Cover image for Freedom Summer
Freedom Summer
Wiles, Deborah.
Personal Author:
Publication Information:
New York : Atheneum Books for Young Readers, 2001.
Physical Description:
1 volume (unpaged) : color illustrations ; 24 cm
In 1964, Joe is pleased that a new law will allow his best friend John Henry, who is colored, to share the town pool and other public places with him, but he is dismayed to find that prejudice still exists.
Reading Level:
AD 460 Lexile.
Program Information:
Accelerated Reader AR LG 3.2 0.5 46086.

Reading Counts RC K-2 2.7 2 Quiz: 24503 Guided reading level: M.
Added Author:
Format :


Call Number
Material Type
Home Location
Item Holds
PIC. BK. Juvenile Fiction Picture Books
PIC. BK. Juvenile Fiction Central Closed Stacks
PIC.BK. Juvenile Fiction Central Closed Stacks
PIC. BK. Juvenile Fiction Picture Books

On Order



John Henry swims better than anyone I know.
He crawls like a catfish,
blows bubbles like a swamp monster,
but he doesn't swim in the town pool with me.
He's not allowed.
Joe and John Henry are a lot alike. They both like shooting marbles, they both want to be firemen, and they both love to swim.
But there's one important way they're different: Joe is white and John Henry is black and in the South in 1964, that means John Henry isn't allowed to do everything his best friend is.
Then a law is passed that forbids segregation and opens the town pool to everyone. Joe and John Henry are so excited they race each other there...only to discover that it takes more than a new law to change people's hearts.
This stirring account of the "Freedom Summer" that followed the passage of the Civil Rights Act of 1964 powerfully and poignantly captures two boys' experience with racism and their friendship that defies it.
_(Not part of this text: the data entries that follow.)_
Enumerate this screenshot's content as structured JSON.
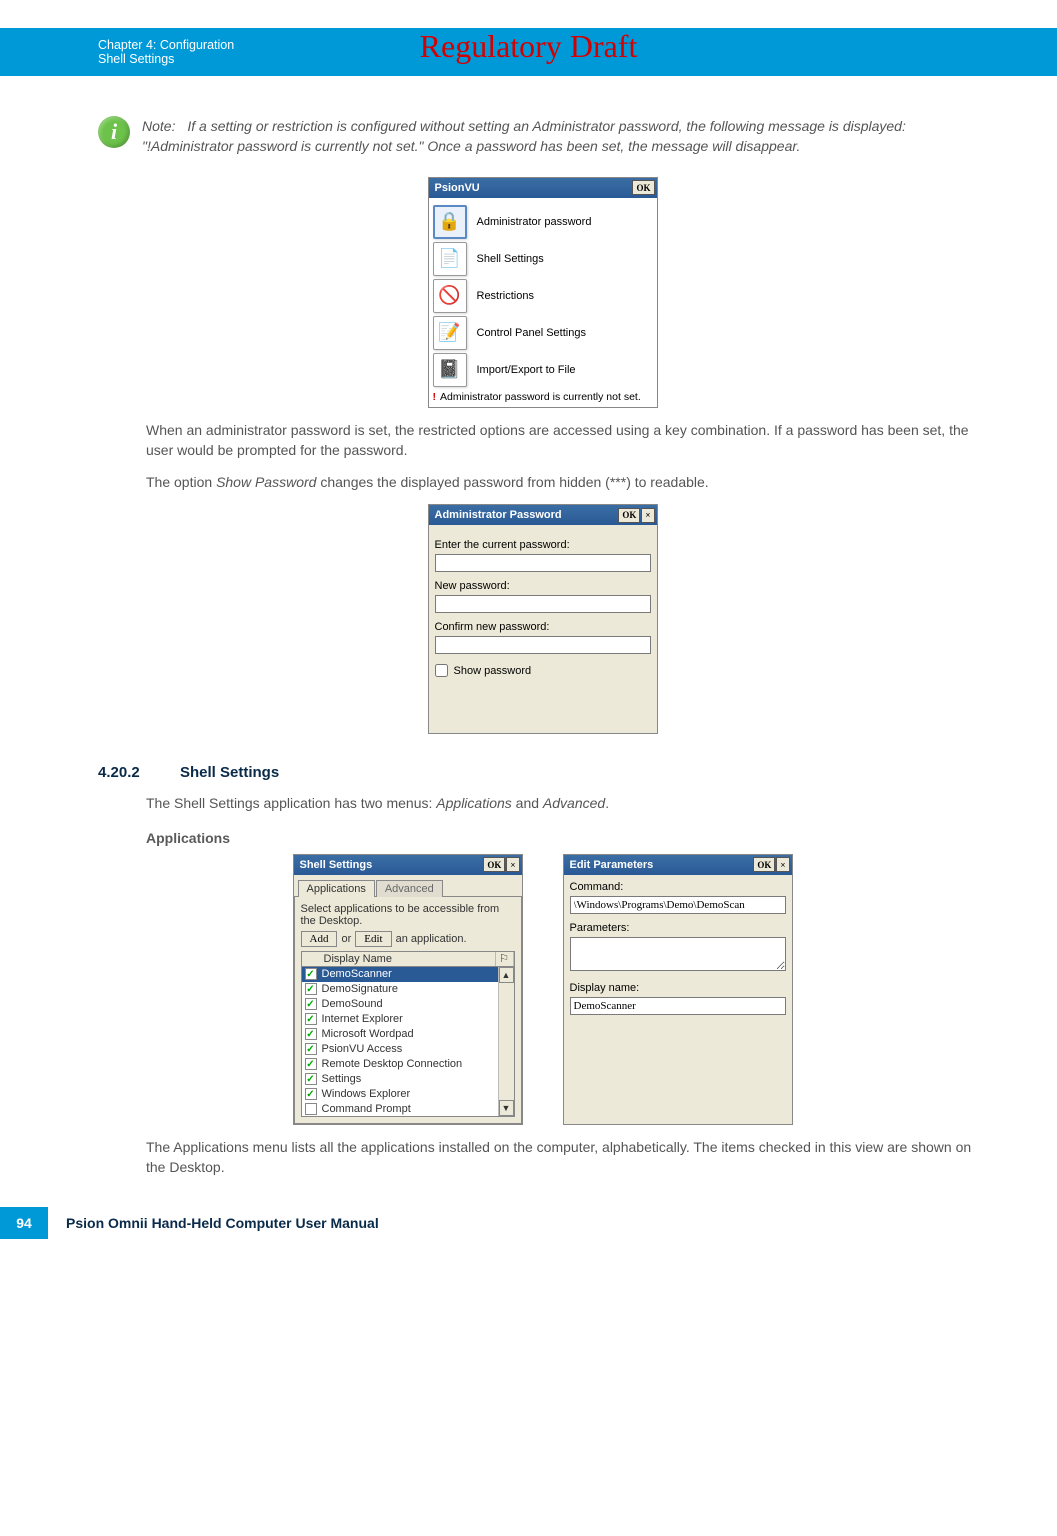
{
  "watermark": "Regulatory Draft",
  "header": {
    "line1": "Chapter 4:  Configuration",
    "line2": "Shell Settings"
  },
  "note": {
    "label": "Note:",
    "text": "If a setting or restriction is configured without setting an Administrator password, the following message is displayed: \"!Administrator password is currently not set.\" Once a password has been set, the message will disappear."
  },
  "psionvu": {
    "title": "PsionVU",
    "ok": "OK",
    "items": [
      "Administrator password",
      "Shell Settings",
      "Restrictions",
      "Control Panel Settings",
      "Import/Export to File"
    ],
    "warn_bang": "!",
    "warn": "Administrator password is currently not set."
  },
  "para1": "When an administrator password is set, the restricted options are accessed using a key combination. If a password has been set, the user would be prompted for the password.",
  "para2a": "The option ",
  "para2b": "Show Password",
  "para2c": " changes the displayed password from hidden (***) to readable.",
  "adminpw": {
    "title": "Administrator Password",
    "ok": "OK",
    "close": "×",
    "l1": "Enter the current password:",
    "l2": "New password:",
    "l3": "Confirm new password:",
    "show": "Show password"
  },
  "section": {
    "num": "4.20.2",
    "title": "Shell Settings"
  },
  "para3a": "The Shell Settings application has two menus: ",
  "para3b": "Applications",
  "para3c": " and ",
  "para3d": "Advanced",
  "para3e": ".",
  "subhead": "Applications",
  "shell": {
    "title": "Shell Settings",
    "ok": "OK",
    "close": "×",
    "tab_apps": "Applications",
    "tab_adv": "Advanced",
    "instr": "Select applications to be accessible from the Desktop.",
    "add": "Add",
    "or": "or",
    "edit": "Edit",
    "tail": "an application.",
    "col": "Display Name",
    "items": [
      {
        "name": "DemoScanner",
        "checked": true,
        "sel": true
      },
      {
        "name": "DemoSignature",
        "checked": true
      },
      {
        "name": "DemoSound",
        "checked": true
      },
      {
        "name": "Internet Explorer",
        "checked": true
      },
      {
        "name": "Microsoft Wordpad",
        "checked": true
      },
      {
        "name": "PsionVU Access",
        "checked": true
      },
      {
        "name": "Remote Desktop Connection",
        "checked": true
      },
      {
        "name": "Settings",
        "checked": true
      },
      {
        "name": "Windows Explorer",
        "checked": true
      },
      {
        "name": "Command Prompt",
        "checked": false
      }
    ]
  },
  "editparams": {
    "title": "Edit Parameters",
    "ok": "OK",
    "close": "×",
    "l_cmd": "Command:",
    "v_cmd": "\\Windows\\Programs\\Demo\\DemoScan",
    "l_params": "Parameters:",
    "v_params": "",
    "l_disp": "Display name:",
    "v_disp": "DemoScanner"
  },
  "para4": "The Applications menu lists all the applications installed on the computer, alphabetically. The items checked in this view are shown on the Desktop.",
  "footer": {
    "page": "94",
    "title": "Psion Omnii Hand-Held Computer User Manual"
  },
  "icons": {
    "lock": "🔒",
    "shell": "📄",
    "restrict": "🚫",
    "cpanel": "📝",
    "import": "📓"
  }
}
Reviews 2

Booklist Review

Ages 5^-8. "John Henry Waddell is my best friend," begins the narrator of this story, set during a summer of desegregation in the South. John Henry is black and the narrator is white, so the boys swim together at the creek, rather than at the whites-only town pool, and the narrator buys the ice-cream at the segregated store. When new laws mandate that the pool, and everything else, must desegregate, the boys rejoice, until the town fills the pool with tar in protest and the narrator tries to see this town, "through John Henry's eyes." The boy's voice, presented in punchy, almost poetic sentences, feels overly romanticized, even contrived in places. It's the illustrations that stun. In vibrantly colored, broad strokes, Lagarrigue, who illustrated Nikki Grimes' My Man Blue (1999), paints riveting portraits of the boys, particularly of John Henry, that greatly increase the story's emotional power. Beautiful work by an illustrator to watch. --Gillian Engberg

Publisher's Weekly Review

"Set in Mississippi during the summer of 1964, this affecting debut book about two boys-one white, the other African-American-underscores the bittersweet aftermath of the passage of the Civil Rights Act," wrote PW. Ages 4-8. (Jan.) (c) Copyright PWxyz, LLC. All rights reserved